exhibition was given by the Sheboygan High The columns of our Journal might doubtless School, which is spoken of by the Sheboygan be rendered more interesting, were teachers papers as a highly creditable affair, and receiv. and school officers, in various portions of the ed with general satisfaction. The Sheboygan State, to furnish local information in respect to Journal remarks: -the present condition and prospects of the “At the conclusion of the Exhibition the schools in their respective localities. Any in- audience repaired to the Lecture Room, to partelligence relating to the progress of educa- take of an excellent supper, (which, we undertional matters in our young and growing State, stand, was prepared by the ladies of this city is generally read with avidity, and often proves for the purpose of realizing a sum sufficient to an incentive to greater activity among the

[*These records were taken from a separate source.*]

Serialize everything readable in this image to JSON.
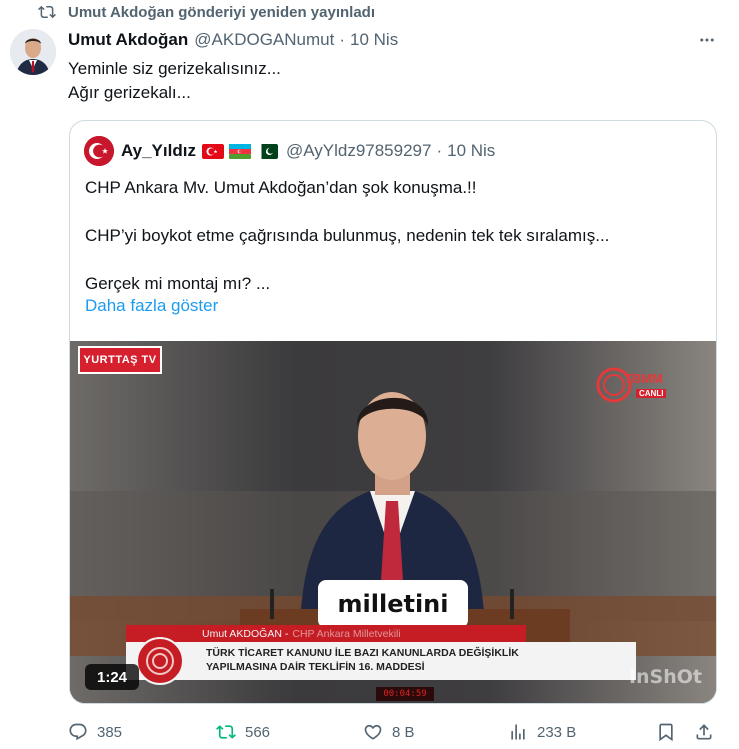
{
  "repost": {
    "icon": "repost-icon",
    "text": "Umut Akdoğan gönderiyi yeniden yayınladı"
  },
  "tweet": {
    "name": "Umut Akdoğan",
    "handle": "@AKDOGANumut",
    "separator": "·",
    "time": "10 Nis",
    "lines": [
      "Yeminle siz gerizekalısınız...",
      "Ağır gerizekalı..."
    ],
    "more_icon": "more-icon"
  },
  "quote": {
    "name": "Ay_Yıldız",
    "flags": [
      "turkey-flag-icon",
      "azerbaijan-flag-icon",
      "pakistan-flag-icon"
    ],
    "handle": "@AyYldz97859297",
    "separator": "·",
    "time": "10 Nis",
    "paragraphs": [
      "CHP Ankara Mv. Umut Akdoğan’dan şok konuşma.!!",
      "",
      "CHP’yi boykot etme çağrısında bulunmuş, nedenin tek tek sıralamış...",
      "",
      "Gerçek mi montaj mı? ..."
    ],
    "show_more": "Daha fazla göster",
    "video": {
      "channel_logo": "YURTTAŞ TV",
      "tbmm_logo": "TBMM",
      "tbmm_live": "CANLI",
      "caption": "milletini",
      "lower_name": "Umut AKDOĞAN -",
      "lower_name_tail": "CHP Ankara Milletvekili",
      "lower_line1": "TÜRK TİCARET KANUNU İLE BAZI KANUNLARDA DEĞİŞİKLİK",
      "lower_line2": "YAPILMASINA DAİR TEKLİFİN 16. MADDESİ",
      "duration": "1:24",
      "watermark": "InShOt",
      "clock": "00:04:59"
    }
  },
  "actions": {
    "reply": {
      "icon": "reply-icon",
      "count": "385"
    },
    "repost": {
      "icon": "repost-icon",
      "count": "566",
      "color": "#00ba7c"
    },
    "like": {
      "icon": "heart-icon",
      "count": "8 B"
    },
    "views": {
      "icon": "views-chart-icon",
      "count": "233 B"
    },
    "bookmark": {
      "icon": "bookmark-icon"
    },
    "share": {
      "icon": "share-icon"
    }
  }
}
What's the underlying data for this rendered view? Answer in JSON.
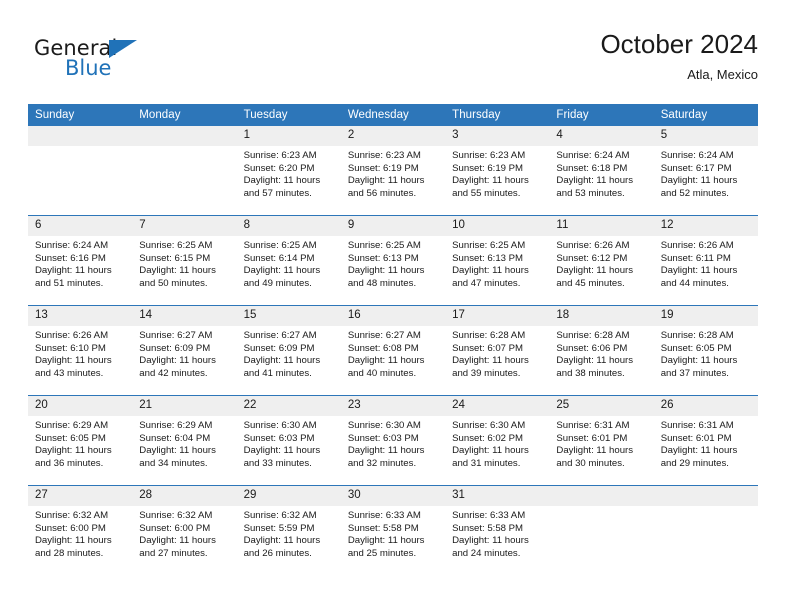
{
  "brand": {
    "word1": "General",
    "word2": "Blue",
    "triangle_color": "#2072b8",
    "icon": "triangle-icon"
  },
  "header": {
    "title": "October 2024",
    "subtitle": "Atla, Mexico"
  },
  "theme": {
    "header_blue": "#2d76b9",
    "daynum_gray": "#efefef",
    "text": "#1a1a1a"
  },
  "weekdays": [
    "Sunday",
    "Monday",
    "Tuesday",
    "Wednesday",
    "Thursday",
    "Friday",
    "Saturday"
  ],
  "weeks": [
    [
      {
        "day": "",
        "sunrise": "",
        "sunset": "",
        "daylight1": "",
        "daylight2": "",
        "blank": true
      },
      {
        "day": "",
        "sunrise": "",
        "sunset": "",
        "daylight1": "",
        "daylight2": "",
        "blank": true
      },
      {
        "day": "1",
        "sunrise": "Sunrise: 6:23 AM",
        "sunset": "Sunset: 6:20 PM",
        "daylight1": "Daylight: 11 hours",
        "daylight2": "and 57 minutes."
      },
      {
        "day": "2",
        "sunrise": "Sunrise: 6:23 AM",
        "sunset": "Sunset: 6:19 PM",
        "daylight1": "Daylight: 11 hours",
        "daylight2": "and 56 minutes."
      },
      {
        "day": "3",
        "sunrise": "Sunrise: 6:23 AM",
        "sunset": "Sunset: 6:19 PM",
        "daylight1": "Daylight: 11 hours",
        "daylight2": "and 55 minutes."
      },
      {
        "day": "4",
        "sunrise": "Sunrise: 6:24 AM",
        "sunset": "Sunset: 6:18 PM",
        "daylight1": "Daylight: 11 hours",
        "daylight2": "and 53 minutes."
      },
      {
        "day": "5",
        "sunrise": "Sunrise: 6:24 AM",
        "sunset": "Sunset: 6:17 PM",
        "daylight1": "Daylight: 11 hours",
        "daylight2": "and 52 minutes."
      }
    ],
    [
      {
        "day": "6",
        "sunrise": "Sunrise: 6:24 AM",
        "sunset": "Sunset: 6:16 PM",
        "daylight1": "Daylight: 11 hours",
        "daylight2": "and 51 minutes."
      },
      {
        "day": "7",
        "sunrise": "Sunrise: 6:25 AM",
        "sunset": "Sunset: 6:15 PM",
        "daylight1": "Daylight: 11 hours",
        "daylight2": "and 50 minutes."
      },
      {
        "day": "8",
        "sunrise": "Sunrise: 6:25 AM",
        "sunset": "Sunset: 6:14 PM",
        "daylight1": "Daylight: 11 hours",
        "daylight2": "and 49 minutes."
      },
      {
        "day": "9",
        "sunrise": "Sunrise: 6:25 AM",
        "sunset": "Sunset: 6:13 PM",
        "daylight1": "Daylight: 11 hours",
        "daylight2": "and 48 minutes."
      },
      {
        "day": "10",
        "sunrise": "Sunrise: 6:25 AM",
        "sunset": "Sunset: 6:13 PM",
        "daylight1": "Daylight: 11 hours",
        "daylight2": "and 47 minutes."
      },
      {
        "day": "11",
        "sunrise": "Sunrise: 6:26 AM",
        "sunset": "Sunset: 6:12 PM",
        "daylight1": "Daylight: 11 hours",
        "daylight2": "and 45 minutes."
      },
      {
        "day": "12",
        "sunrise": "Sunrise: 6:26 AM",
        "sunset": "Sunset: 6:11 PM",
        "daylight1": "Daylight: 11 hours",
        "daylight2": "and 44 minutes."
      }
    ],
    [
      {
        "day": "13",
        "sunrise": "Sunrise: 6:26 AM",
        "sunset": "Sunset: 6:10 PM",
        "daylight1": "Daylight: 11 hours",
        "daylight2": "and 43 minutes."
      },
      {
        "day": "14",
        "sunrise": "Sunrise: 6:27 AM",
        "sunset": "Sunset: 6:09 PM",
        "daylight1": "Daylight: 11 hours",
        "daylight2": "and 42 minutes."
      },
      {
        "day": "15",
        "sunrise": "Sunrise: 6:27 AM",
        "sunset": "Sunset: 6:09 PM",
        "daylight1": "Daylight: 11 hours",
        "daylight2": "and 41 minutes."
      },
      {
        "day": "16",
        "sunrise": "Sunrise: 6:27 AM",
        "sunset": "Sunset: 6:08 PM",
        "daylight1": "Daylight: 11 hours",
        "daylight2": "and 40 minutes."
      },
      {
        "day": "17",
        "sunrise": "Sunrise: 6:28 AM",
        "sunset": "Sunset: 6:07 PM",
        "daylight1": "Daylight: 11 hours",
        "daylight2": "and 39 minutes."
      },
      {
        "day": "18",
        "sunrise": "Sunrise: 6:28 AM",
        "sunset": "Sunset: 6:06 PM",
        "daylight1": "Daylight: 11 hours",
        "daylight2": "and 38 minutes."
      },
      {
        "day": "19",
        "sunrise": "Sunrise: 6:28 AM",
        "sunset": "Sunset: 6:05 PM",
        "daylight1": "Daylight: 11 hours",
        "daylight2": "and 37 minutes."
      }
    ],
    [
      {
        "day": "20",
        "sunrise": "Sunrise: 6:29 AM",
        "sunset": "Sunset: 6:05 PM",
        "daylight1": "Daylight: 11 hours",
        "daylight2": "and 36 minutes."
      },
      {
        "day": "21",
        "sunrise": "Sunrise: 6:29 AM",
        "sunset": "Sunset: 6:04 PM",
        "daylight1": "Daylight: 11 hours",
        "daylight2": "and 34 minutes."
      },
      {
        "day": "22",
        "sunrise": "Sunrise: 6:30 AM",
        "sunset": "Sunset: 6:03 PM",
        "daylight1": "Daylight: 11 hours",
        "daylight2": "and 33 minutes."
      },
      {
        "day": "23",
        "sunrise": "Sunrise: 6:30 AM",
        "sunset": "Sunset: 6:03 PM",
        "daylight1": "Daylight: 11 hours",
        "daylight2": "and 32 minutes."
      },
      {
        "day": "24",
        "sunrise": "Sunrise: 6:30 AM",
        "sunset": "Sunset: 6:02 PM",
        "daylight1": "Daylight: 11 hours",
        "daylight2": "and 31 minutes."
      },
      {
        "day": "25",
        "sunrise": "Sunrise: 6:31 AM",
        "sunset": "Sunset: 6:01 PM",
        "daylight1": "Daylight: 11 hours",
        "daylight2": "and 30 minutes."
      },
      {
        "day": "26",
        "sunrise": "Sunrise: 6:31 AM",
        "sunset": "Sunset: 6:01 PM",
        "daylight1": "Daylight: 11 hours",
        "daylight2": "and 29 minutes."
      }
    ],
    [
      {
        "day": "27",
        "sunrise": "Sunrise: 6:32 AM",
        "sunset": "Sunset: 6:00 PM",
        "daylight1": "Daylight: 11 hours",
        "daylight2": "and 28 minutes."
      },
      {
        "day": "28",
        "sunrise": "Sunrise: 6:32 AM",
        "sunset": "Sunset: 6:00 PM",
        "daylight1": "Daylight: 11 hours",
        "daylight2": "and 27 minutes."
      },
      {
        "day": "29",
        "sunrise": "Sunrise: 6:32 AM",
        "sunset": "Sunset: 5:59 PM",
        "daylight1": "Daylight: 11 hours",
        "daylight2": "and 26 minutes."
      },
      {
        "day": "30",
        "sunrise": "Sunrise: 6:33 AM",
        "sunset": "Sunset: 5:58 PM",
        "daylight1": "Daylight: 11 hours",
        "daylight2": "and 25 minutes."
      },
      {
        "day": "31",
        "sunrise": "Sunrise: 6:33 AM",
        "sunset": "Sunset: 5:58 PM",
        "daylight1": "Daylight: 11 hours",
        "daylight2": "and 24 minutes."
      },
      {
        "day": "",
        "sunrise": "",
        "sunset": "",
        "daylight1": "",
        "daylight2": "",
        "blank": true
      },
      {
        "day": "",
        "sunrise": "",
        "sunset": "",
        "daylight1": "",
        "daylight2": "",
        "blank": true
      }
    ]
  ]
}
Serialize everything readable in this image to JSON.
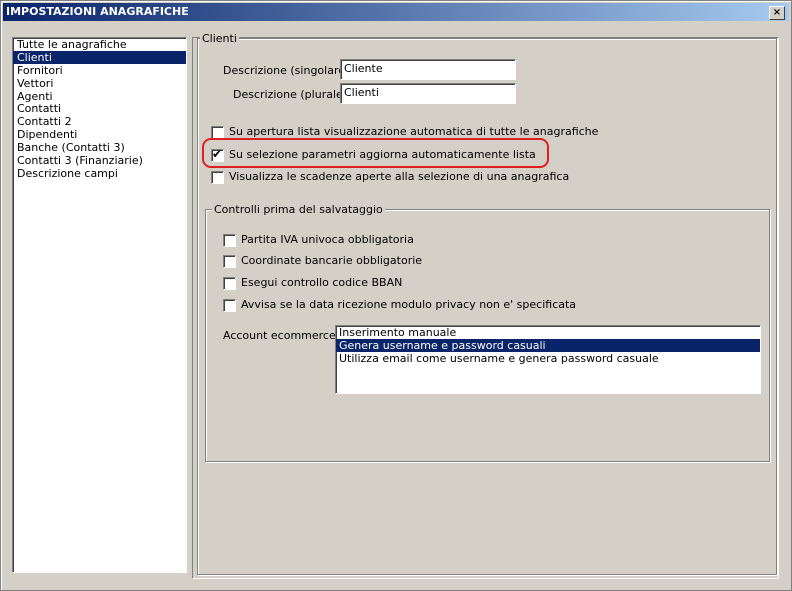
{
  "window": {
    "title": "IMPOSTAZIONI ANAGRAFICHE",
    "close": "×"
  },
  "sidebar": {
    "items": [
      {
        "label": "Tutte le anagrafiche",
        "selected": false
      },
      {
        "label": "Clienti",
        "selected": true
      },
      {
        "label": "Fornitori",
        "selected": false
      },
      {
        "label": "Vettori",
        "selected": false
      },
      {
        "label": "Agenti",
        "selected": false
      },
      {
        "label": "Contatti",
        "selected": false
      },
      {
        "label": "Contatti 2",
        "selected": false
      },
      {
        "label": "Dipendenti",
        "selected": false
      },
      {
        "label": "Banche (Contatti 3)",
        "selected": false
      },
      {
        "label": "Contatti 3 (Finanziarie)",
        "selected": false
      },
      {
        "label": "Descrizione campi",
        "selected": false
      }
    ]
  },
  "clienti": {
    "group_title": "Clienti",
    "desc_singolare_label": "Descrizione (singolare) :",
    "desc_singolare_value": "Cliente",
    "desc_plurale_label": "Descrizione (plurale) :",
    "desc_plurale_value": "Clienti",
    "options": [
      {
        "label": "Su apertura lista visualizzazione automatica di tutte le anagrafiche",
        "checked": false
      },
      {
        "label": "Su selezione parametri aggiorna automaticamente lista",
        "checked": true
      },
      {
        "label": "Visualizza le scadenze aperte alla selezione di una anagrafica",
        "checked": false
      }
    ]
  },
  "controlli": {
    "group_title": "Controlli prima del salvataggio",
    "options": [
      {
        "label": "Partita IVA univoca obbligatoria",
        "checked": false
      },
      {
        "label": "Coordinate bancarie obbligatorie",
        "checked": false
      },
      {
        "label": "Esegui controllo codice BBAN",
        "checked": false
      },
      {
        "label": "Avvisa se la data ricezione modulo privacy non e' specificata",
        "checked": false
      }
    ],
    "ecommerce_label": "Account ecommerce :",
    "ecommerce_options": [
      {
        "label": "Inserimento manuale",
        "selected": false
      },
      {
        "label": "Genera username e password casuali",
        "selected": true
      },
      {
        "label": "Utilizza email come username e genera password casuale",
        "selected": false
      }
    ]
  },
  "colors": {
    "selection": "#0a246a",
    "highlight": "#e02020",
    "face": "#d4d0c8"
  }
}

procure a Melodeon, &c., for the use of the friends of common schools. Were a few pages
School).” of each number of the Journal devoted to local items of the character alluded to, we are sure
We acknowledge the receipt of an it would prove agreeable and instructive to our readers. This can be done, if the friends of couraging letter from R.C. Parsons, of Port
Washington. the Journal will aid.
MARQUETTE Corsty TEACHERS Associa.
BOOK TABLE. TION.-The Teachers of Marquette county met at Berlin on the -- day of January, and pro. MITCHELL'S NATIONAL Map.---This Map is ceeded to organize a Teachers Association.- probably unrivalled in respect to correctness The proceedings of the meeting came too late and workmanship. The latest authoritics bave for publication in this issue of the Journal. been consulted and the result is just such a We regret this, inasmuch as we take pleasure Map as is fit for schools, libraries and offices. in publishing the transactions of Teachers As See advertisement. sociations, as far as practicable, whenever re. AMERICAN EDUCATIONAL YEAR Book For 1857. quested so to do.
AXİLYAXAC, EDICATIONAL STATISTICS, TEACHThe Association having completed its organ- ERS' DIRECTORY, ETC. ization, elected the fillowing officers :-J. Ab- Published by James Rubinson & Co., Burton. bott, President; E. P. Locke, Vice President; PARLOR DRAMAS, or DRAMATIC SCENES FOR J.J. M. Angear, Secretary; M. B. True, 'Treas
HOME ANSEMEST, BY WILLIAM B. FOWLE. urer; E. K. Fuy, R. E. Gross, A. M. May, Published by Morris Cotton, Boston ; J. J. Board of Dirəctors.
Furrchild & '. Ver York, 1857. A number of excellent resolutions were PRINCIPLES OF CHEMISTRY, EMBRACING THE MOST adopted, and the proceedings seem to have
RECENT DISCOVERIES IN THE SCIENCE, AND THE been characterized by the right spirit.
OUTLINES OF ITS APPLICATION TO AGRICULTURE
AND THE ARts. ILLUSTRATED BY NUMEROUS Public School EXIUBITION.--We are pleased
EXPERIMENTS, NEWLY ADAPTED TO THE SIMPLEST to learn occasionally, through the medium of
APPARATUS, BY JOHN A. PORTER, Professor in the press, and otherwise, that friend Kilgore, Yale College. Principal of the Madison Public Schools, is
Mein York: A. S. Barnes & Co., 51 and 53 pursuing his vocation with marked success.- John Street. The Madison Patriot speaks of the closing ox- This work we have used in the school room, ercises of the last term, as follows: “ Never and we are sure that it has rare merit as a was the old Presbyteriau Church jammed more text-book. We think those who use it will be full and overflowing, than on Friday evening satisfied with it. It is prepared with reference last. Much was expected from the Exhibition, to the wants of schools, and will be introduced by the Public Schools of the city, under the as it becomes known. superintendence of Mr. D. Y. Kilgore, but the
Several book notices are necessarily deferred audience were happily disappointed, the Exer- until the next month. Do not fail to read our cises being far superior to public expectation.